Let’s round up what you need to do to choose a great brand name. Take a step back, understand the style you want and the emotion you want to portray. Write down as many ideas that come into your head and test them out. Ask friends and family if they’ve heard of the brand and get feedback. Discuss any negative connotations which can associate with the name. Get the domain name, copyright the term and then start using it!

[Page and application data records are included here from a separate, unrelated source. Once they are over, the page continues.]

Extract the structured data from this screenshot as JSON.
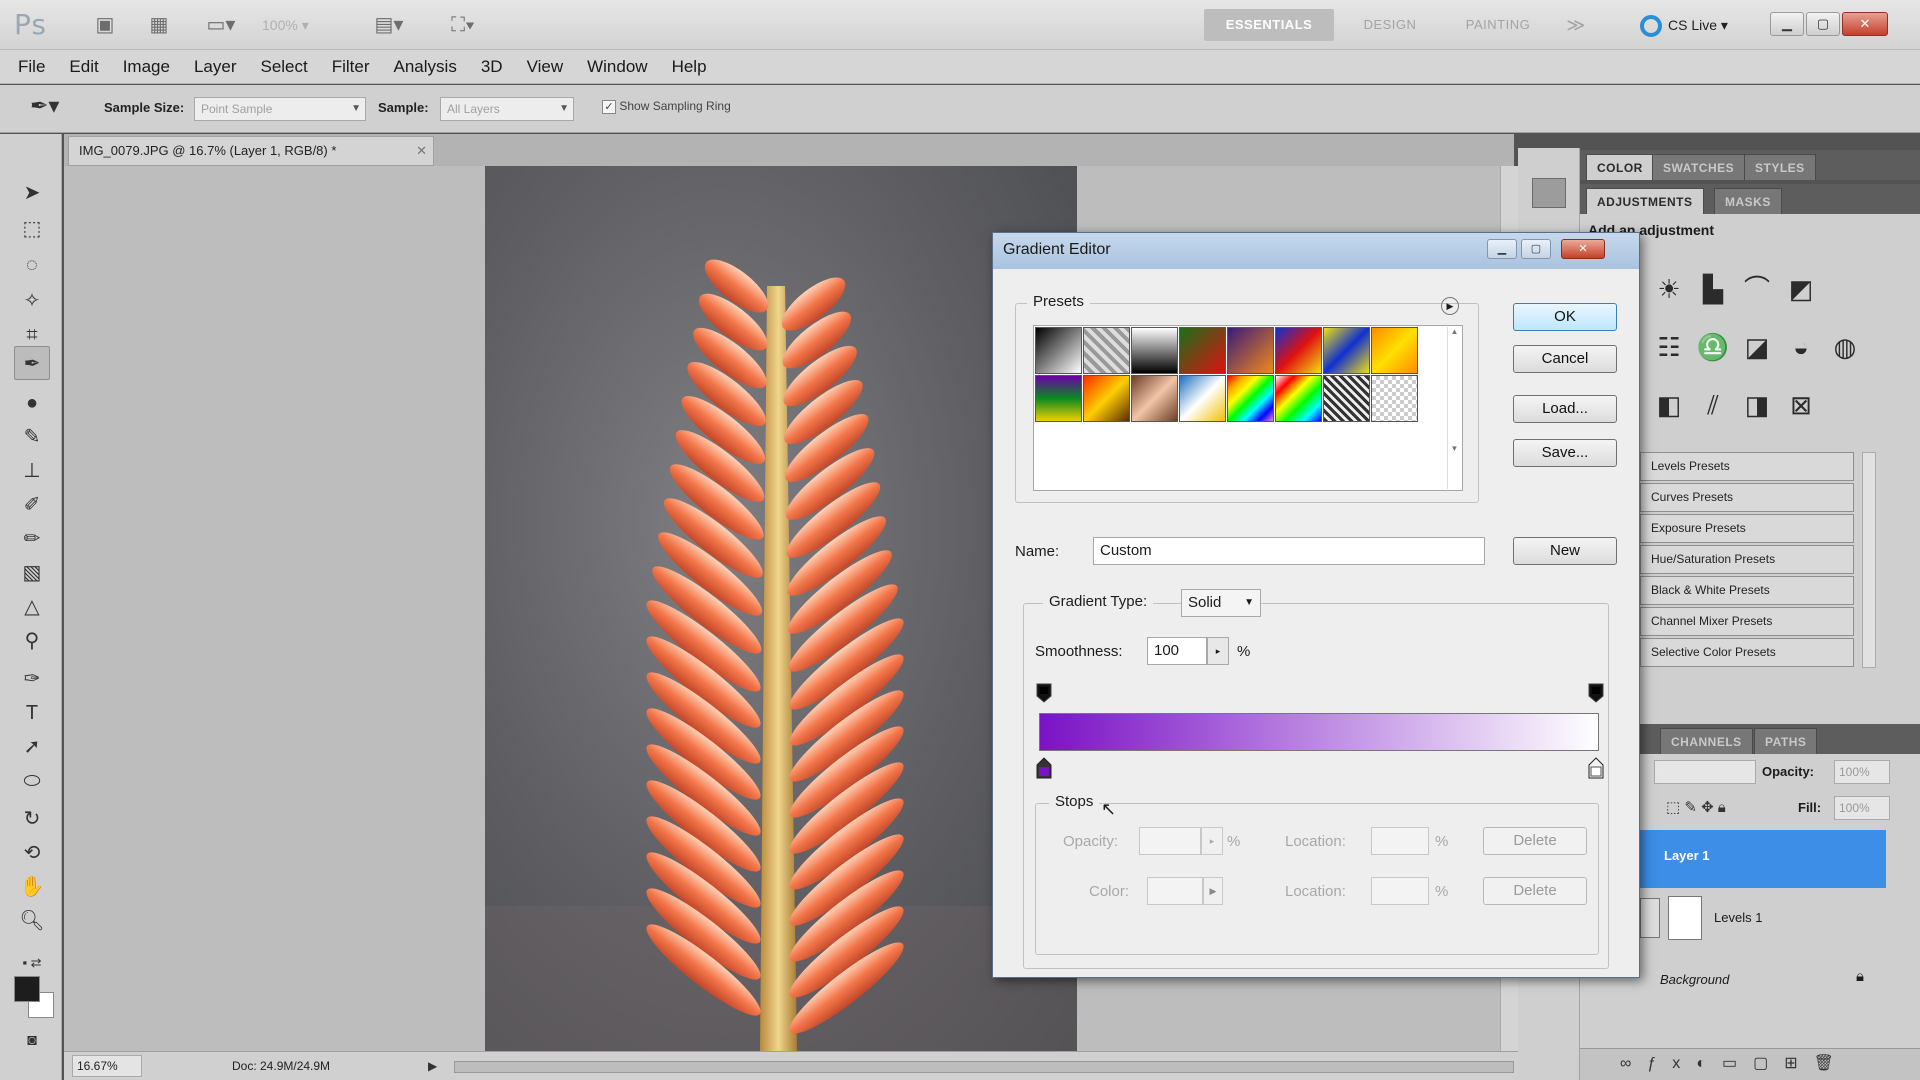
{
  "app": {
    "logo": "Ps",
    "zoom_value": "100%",
    "workspaces": [
      "ESSENTIALS",
      "DESIGN",
      "PAINTING",
      "≫"
    ],
    "cslive": "CS Live"
  },
  "menu": [
    "File",
    "Edit",
    "Image",
    "Layer",
    "Select",
    "Filter",
    "Analysis",
    "3D",
    "View",
    "Window",
    "Help"
  ],
  "options": {
    "sample_size_label": "Sample Size:",
    "sample_size_value": "Point Sample",
    "sample_label": "Sample:",
    "sample_value": "All Layers",
    "show_ring_label": "Show Sampling Ring"
  },
  "document": {
    "tab_title": "IMG_0079.JPG @ 16.7% (Layer 1, RGB/8) *",
    "status_zoom": "16.67%",
    "status_doc": "Doc: 24.9M/24.9M"
  },
  "panels": {
    "top_tabs": [
      "COLOR",
      "SWATCHES",
      "STYLES"
    ],
    "mid_tabs": [
      "ADJUSTMENTS",
      "MASKS"
    ],
    "adj_heading": "Add an adjustment",
    "preset_items": [
      "Levels Presets",
      "Curves Presets",
      "Exposure Presets",
      "Hue/Saturation Presets",
      "Black & White Presets",
      "Channel Mixer Presets",
      "Selective Color Presets"
    ],
    "layer_tabs": [
      "CHANNELS",
      "PATHS"
    ],
    "opacity_label": "Opacity:",
    "opacity_value": "100%",
    "fill_label": "Fill:",
    "fill_value": "100%",
    "layers": [
      "Layer 1",
      "Levels 1",
      "Background"
    ]
  },
  "dialog": {
    "title": "Gradient Editor",
    "presets_label": "Presets",
    "ok": "OK",
    "cancel": "Cancel",
    "load": "Load...",
    "save": "Save...",
    "name_label": "Name:",
    "name_value": "Custom",
    "new_button": "New",
    "gradient_type_label": "Gradient Type:",
    "gradient_type_value": "Solid",
    "smoothness_label": "Smoothness:",
    "smoothness_value": "100",
    "percent": "%",
    "stops_label": "Stops",
    "opacity_label": "Opacity:",
    "color_label": "Color:",
    "location_label": "Location:",
    "delete": "Delete",
    "gradient_start_color": "#7a12c6",
    "gradient_end_color": "#ffffff"
  }
}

If you need help with a brand name or the style of your brand get in contact with us. Here at Fellow we love all branding and we’re here to help. You can find all our contact details below.